## PROBLEM REQUIREMENTS
An exact repetition of every entry, with no images, is the required answer.

==== DATA EXTRACT

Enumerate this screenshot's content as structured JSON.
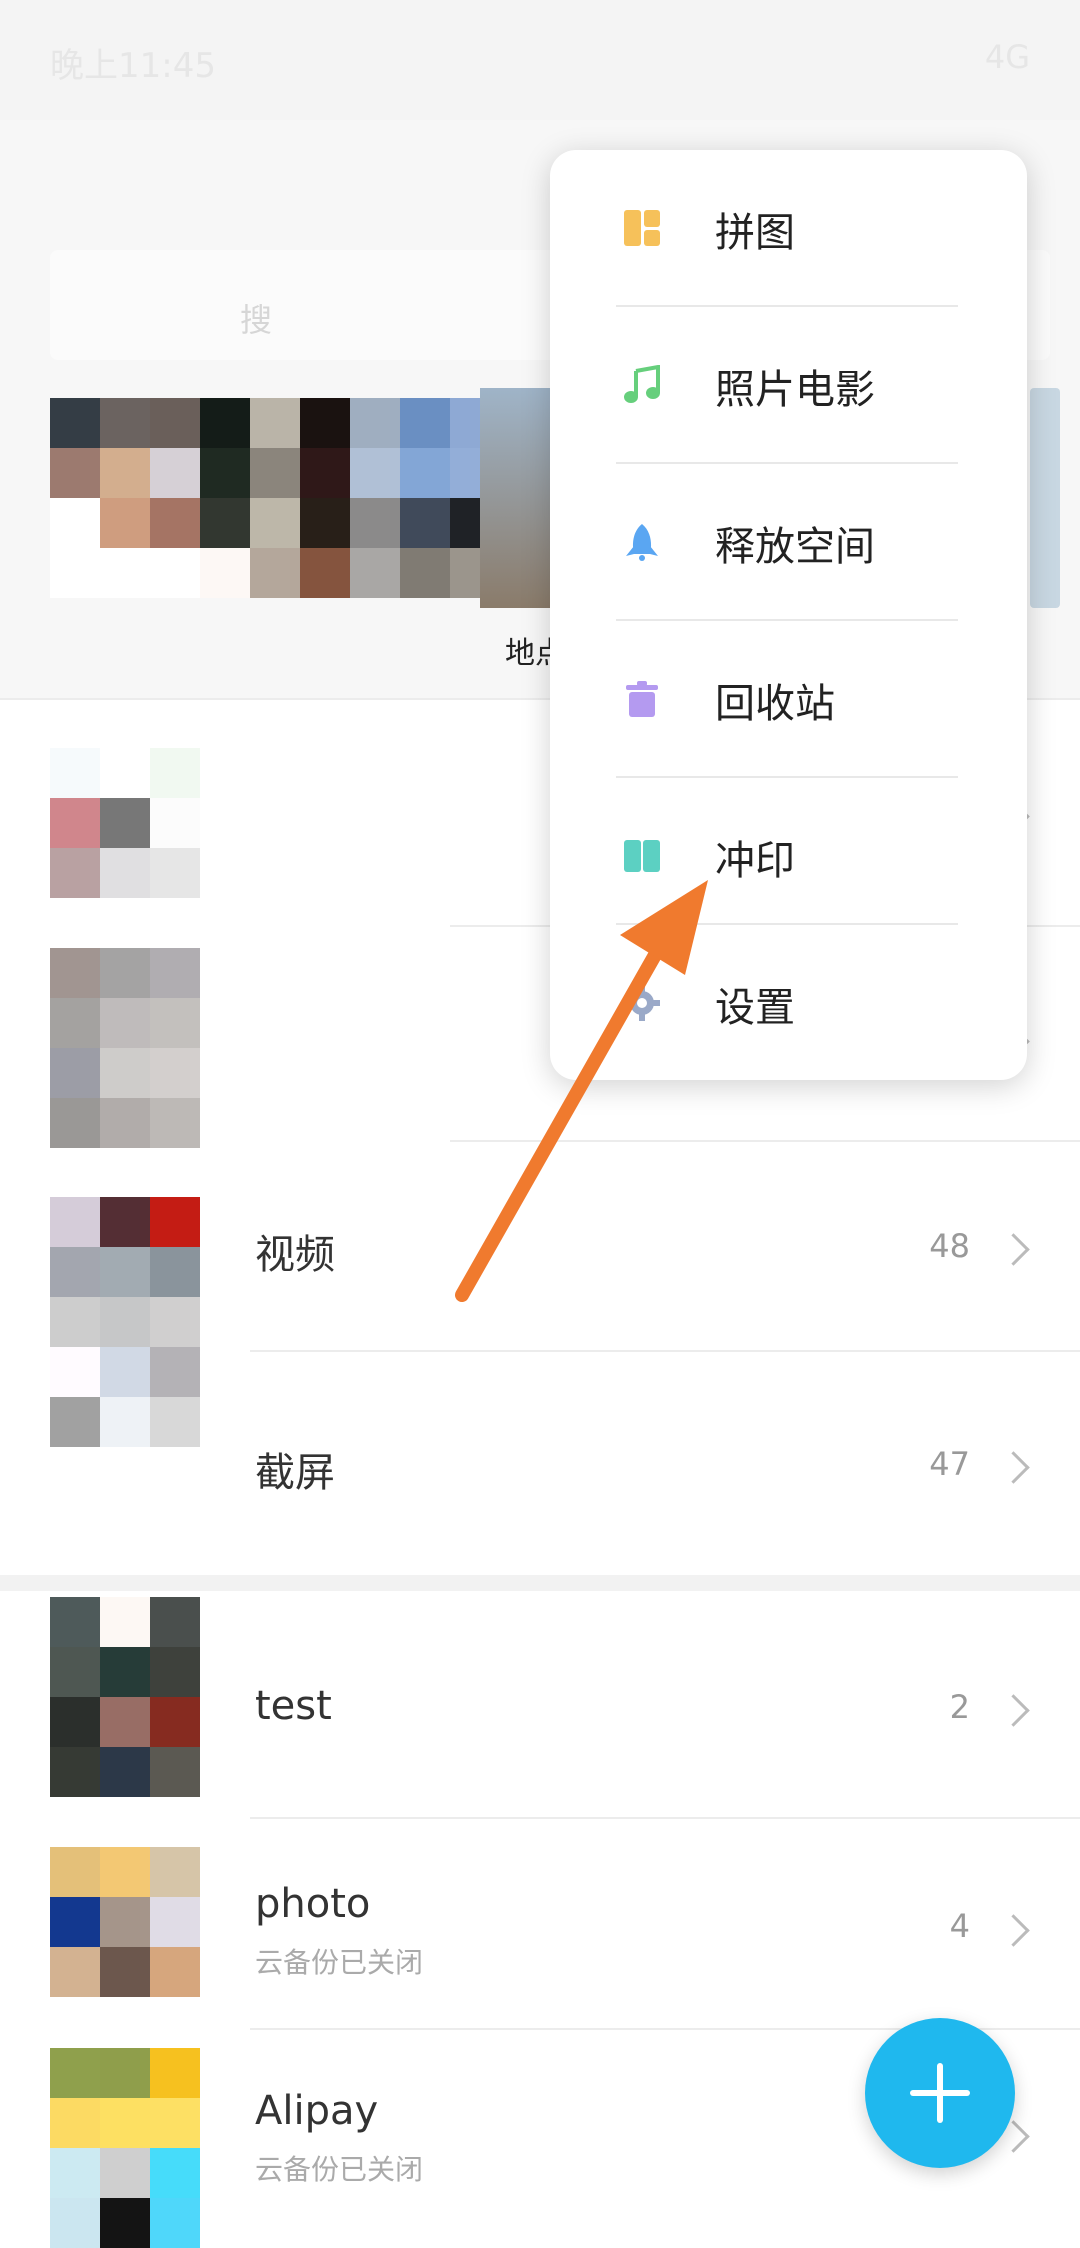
{
  "status_bar": {
    "time": "晚上11:45",
    "network": "4G"
  },
  "search": {
    "placeholder": "搜"
  },
  "nearby_card": {
    "label": "地点"
  },
  "menu": {
    "items": [
      {
        "label": "拼图",
        "icon": "collage-icon",
        "color": "#f6c15a"
      },
      {
        "label": "照片电影",
        "icon": "music-note-icon",
        "color": "#66cf7c"
      },
      {
        "label": "释放空间",
        "icon": "rocket-icon",
        "color": "#5aa6f2"
      },
      {
        "label": "回收站",
        "icon": "trash-icon",
        "color": "#b49af0"
      },
      {
        "label": "冲印",
        "icon": "print-icon",
        "color": "#5cd0c2"
      },
      {
        "label": "设置",
        "icon": "gear-icon",
        "color": "#9aa9c8"
      }
    ]
  },
  "albums": [
    {
      "name": "",
      "sub": "",
      "count": ""
    },
    {
      "name": "",
      "sub": "",
      "count": ""
    },
    {
      "name": "视频",
      "sub": "",
      "count": "48"
    },
    {
      "name": "截屏",
      "sub": "",
      "count": "47"
    },
    {
      "name": "test",
      "sub": "",
      "count": "2"
    },
    {
      "name": "photo",
      "sub": "云备份已关闭",
      "count": "4"
    },
    {
      "name": "Alipay",
      "sub": "云备份已关闭",
      "count": ""
    }
  ],
  "fab": {
    "label": "+"
  },
  "colors": {
    "accent": "#1fb8ee",
    "arrow": "#f07a2e"
  }
}
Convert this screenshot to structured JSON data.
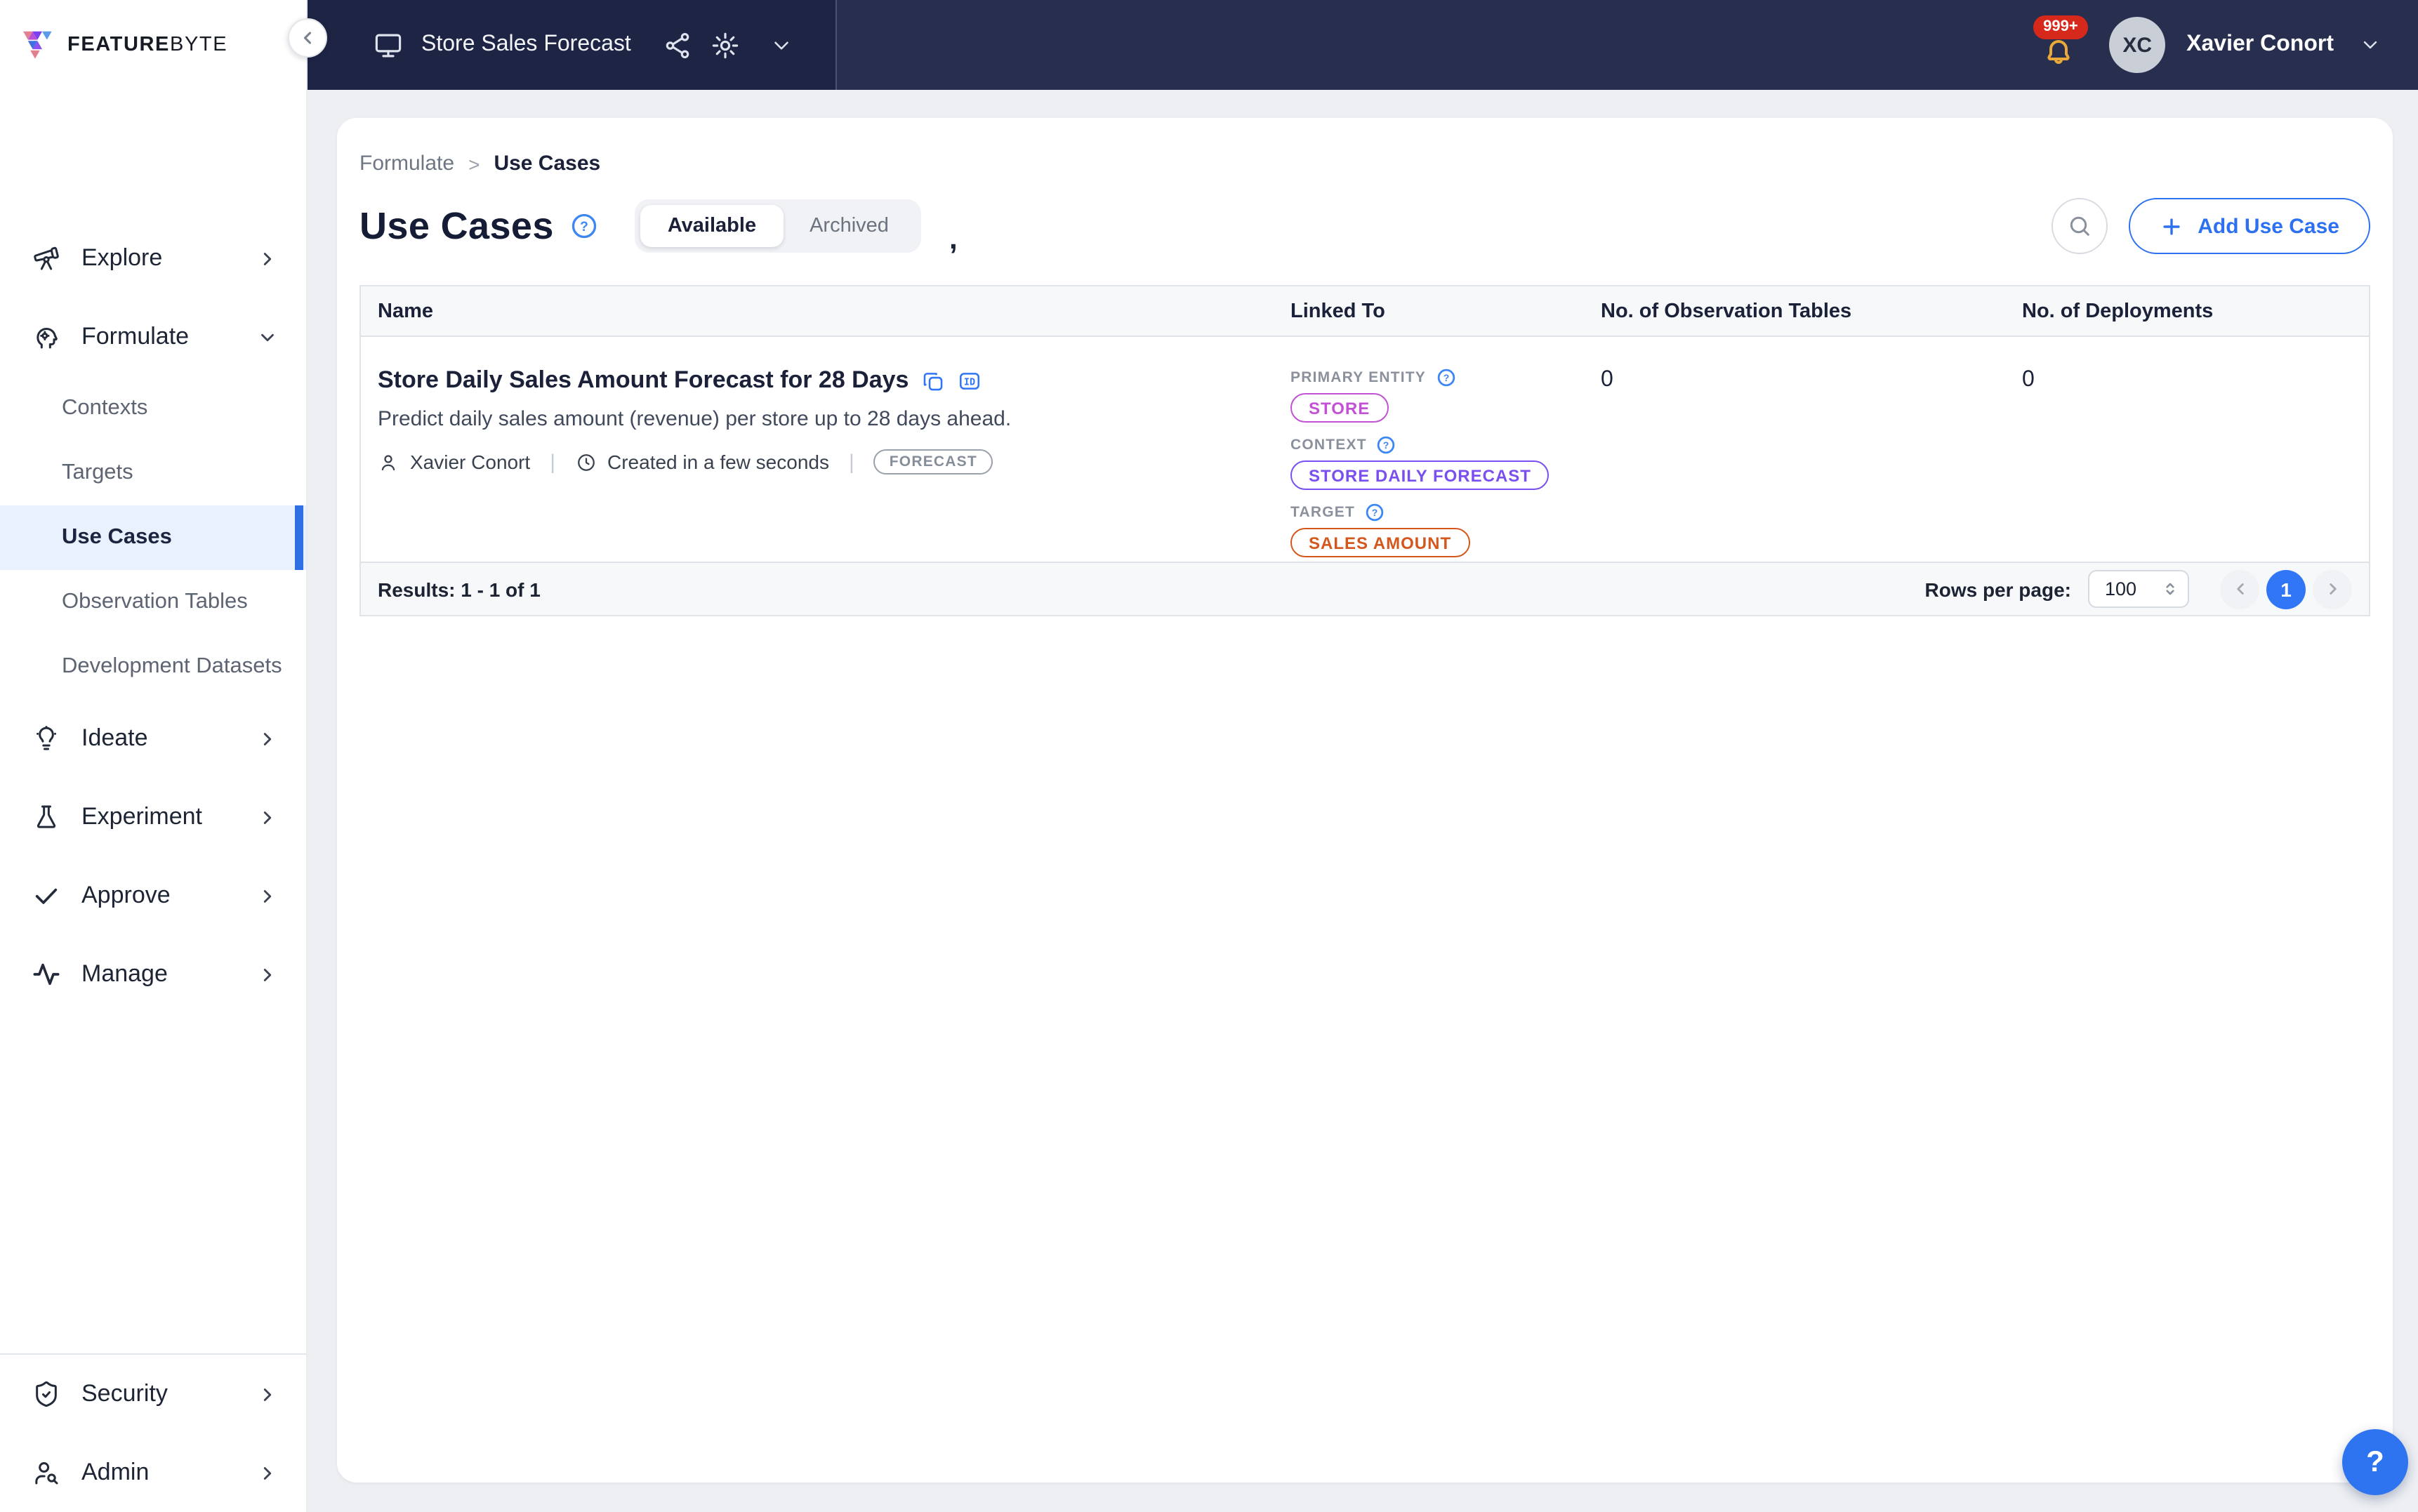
{
  "brand": {
    "logo_text_bold": "FEATURE",
    "logo_text_light": "BYTE"
  },
  "header": {
    "project_title": "Store Sales Forecast",
    "notifications_badge": "999+",
    "user_initials": "XC",
    "user_name": "Xavier Conort"
  },
  "sidebar": {
    "items": [
      {
        "label": "Explore"
      },
      {
        "label": "Formulate"
      },
      {
        "label": "Contexts"
      },
      {
        "label": "Targets"
      },
      {
        "label": "Use Cases"
      },
      {
        "label": "Observation Tables"
      },
      {
        "label": "Development Datasets"
      },
      {
        "label": "Ideate"
      },
      {
        "label": "Experiment"
      },
      {
        "label": "Approve"
      },
      {
        "label": "Manage"
      },
      {
        "label": "Security"
      },
      {
        "label": "Admin"
      }
    ]
  },
  "breadcrumb": {
    "parent": "Formulate",
    "separator": ">",
    "current": "Use Cases"
  },
  "toolbar": {
    "title": "Use Cases",
    "tabs": [
      "Available",
      "Archived"
    ],
    "stray_text": ",",
    "add_button_label": "Add Use Case"
  },
  "table": {
    "columns": [
      "Name",
      "Linked To",
      "No. of Observation Tables",
      "No. of Deployments"
    ],
    "row": {
      "name": "Store Daily Sales Amount Forecast for 28 Days",
      "description": "Predict daily sales amount (revenue) per store up to 28 days ahead.",
      "author": "Xavier Conort",
      "created": "Created in a few seconds",
      "type_badge": "FORECAST",
      "linked": [
        {
          "label": "PRIMARY ENTITY",
          "value": "STORE",
          "color": "#c351d6"
        },
        {
          "label": "CONTEXT",
          "value": "STORE DAILY FORECAST",
          "color": "#7a4ff0"
        },
        {
          "label": "TARGET",
          "value": "SALES AMOUNT",
          "color": "#d4571e"
        }
      ],
      "observation_tables": "0",
      "deployments": "0"
    },
    "footer": {
      "results": "Results: 1 - 1 of 1",
      "rows_per_page_label": "Rows per page:",
      "rows_per_page_value": "100",
      "page_number": "1"
    }
  },
  "help": {
    "button_label": "?"
  },
  "colors": {
    "accent_blue": "#2d71f0",
    "header_navy": "#272e4e",
    "project_navy": "#1e2443",
    "active_item_blue": "#2f6fe4",
    "store_pill": "#c351d6",
    "context_pill": "#7a4ff0",
    "target_pill": "#d4571e",
    "badge_red": "#d7281c",
    "bell_amber": "#eaa938"
  }
}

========

## OUTPUT OF THE TASK
Enumerate this screenshot's content as structured JSON.
{
  "status_bar": {
    "time": "晚上11:45",
    "network": "4G"
  },
  "search": {
    "placeholder": "搜"
  },
  "nearby_card": {
    "label": "地点"
  },
  "menu": {
    "items": [
      {
        "label": "拼图",
        "icon": "collage-icon",
        "color": "#f6c15a"
      },
      {
        "label": "照片电影",
        "icon": "music-note-icon",
        "color": "#66cf7c"
      },
      {
        "label": "释放空间",
        "icon": "rocket-icon",
        "color": "#5aa6f2"
      },
      {
        "label": "回收站",
        "icon": "trash-icon",
        "color": "#b49af0"
      },
      {
        "label": "冲印",
        "icon": "print-icon",
        "color": "#5cd0c2"
      },
      {
        "label": "设置",
        "icon": "gear-icon",
        "color": "#9aa9c8"
      }
    ]
  },
  "albums": [
    {
      "name": "",
      "sub": "",
      "count": ""
    },
    {
      "name": "",
      "sub": "",
      "count": ""
    },
    {
      "name": "视频",
      "sub": "",
      "count": "48"
    },
    {
      "name": "截屏",
      "sub": "",
      "count": "47"
    },
    {
      "name": "test",
      "sub": "",
      "count": "2"
    },
    {
      "name": "photo",
      "sub": "云备份已关闭",
      "count": "4"
    },
    {
      "name": "Alipay",
      "sub": "云备份已关闭",
      "count": ""
    }
  ],
  "fab": {
    "label": "+"
  },
  "colors": {
    "accent": "#1fb8ee",
    "arrow": "#f07a2e"
  }
}
Convert this screenshot to structured JSON data.
{
  "brand": {
    "logo_text_bold": "FEATURE",
    "logo_text_light": "BYTE"
  },
  "header": {
    "project_title": "Store Sales Forecast",
    "notifications_badge": "999+",
    "user_initials": "XC",
    "user_name": "Xavier Conort"
  },
  "sidebar": {
    "items": [
      {
        "label": "Explore"
      },
      {
        "label": "Formulate"
      },
      {
        "label": "Contexts"
      },
      {
        "label": "Targets"
      },
      {
        "label": "Use Cases"
      },
      {
        "label": "Observation Tables"
      },
      {
        "label": "Development Datasets"
      },
      {
        "label": "Ideate"
      },
      {
        "label": "Experiment"
      },
      {
        "label": "Approve"
      },
      {
        "label": "Manage"
      },
      {
        "label": "Security"
      },
      {
        "label": "Admin"
      }
    ]
  },
  "breadcrumb": {
    "parent": "Formulate",
    "separator": ">",
    "current": "Use Cases"
  },
  "toolbar": {
    "title": "Use Cases",
    "tabs": [
      "Available",
      "Archived"
    ],
    "stray_text": ",",
    "add_button_label": "Add Use Case"
  },
  "table": {
    "columns": [
      "Name",
      "Linked To",
      "No. of Observation Tables",
      "No. of Deployments"
    ],
    "row": {
      "name": "Store Daily Sales Amount Forecast for 28 Days",
      "description": "Predict daily sales amount (revenue) per store up to 28 days ahead.",
      "author": "Xavier Conort",
      "created": "Created in a few seconds",
      "type_badge": "FORECAST",
      "linked": [
        {
          "label": "PRIMARY ENTITY",
          "value": "STORE",
          "color": "#c351d6"
        },
        {
          "label": "CONTEXT",
          "value": "STORE DAILY FORECAST",
          "color": "#7a4ff0"
        },
        {
          "label": "TARGET",
          "value": "SALES AMOUNT",
          "color": "#d4571e"
        }
      ],
      "observation_tables": "0",
      "deployments": "0"
    },
    "footer": {
      "results": "Results: 1 - 1 of 1",
      "rows_per_page_label": "Rows per page:",
      "rows_per_page_value": "100",
      "page_number": "1"
    }
  },
  "help": {
    "button_label": "?"
  },
  "colors": {
    "accent_blue": "#2d71f0",
    "header_navy": "#272e4e",
    "project_navy": "#1e2443",
    "active_item_blue": "#2f6fe4",
    "store_pill": "#c351d6",
    "context_pill": "#7a4ff0",
    "target_pill": "#d4571e",
    "badge_red": "#d7281c",
    "bell_amber": "#eaa938"
  }
}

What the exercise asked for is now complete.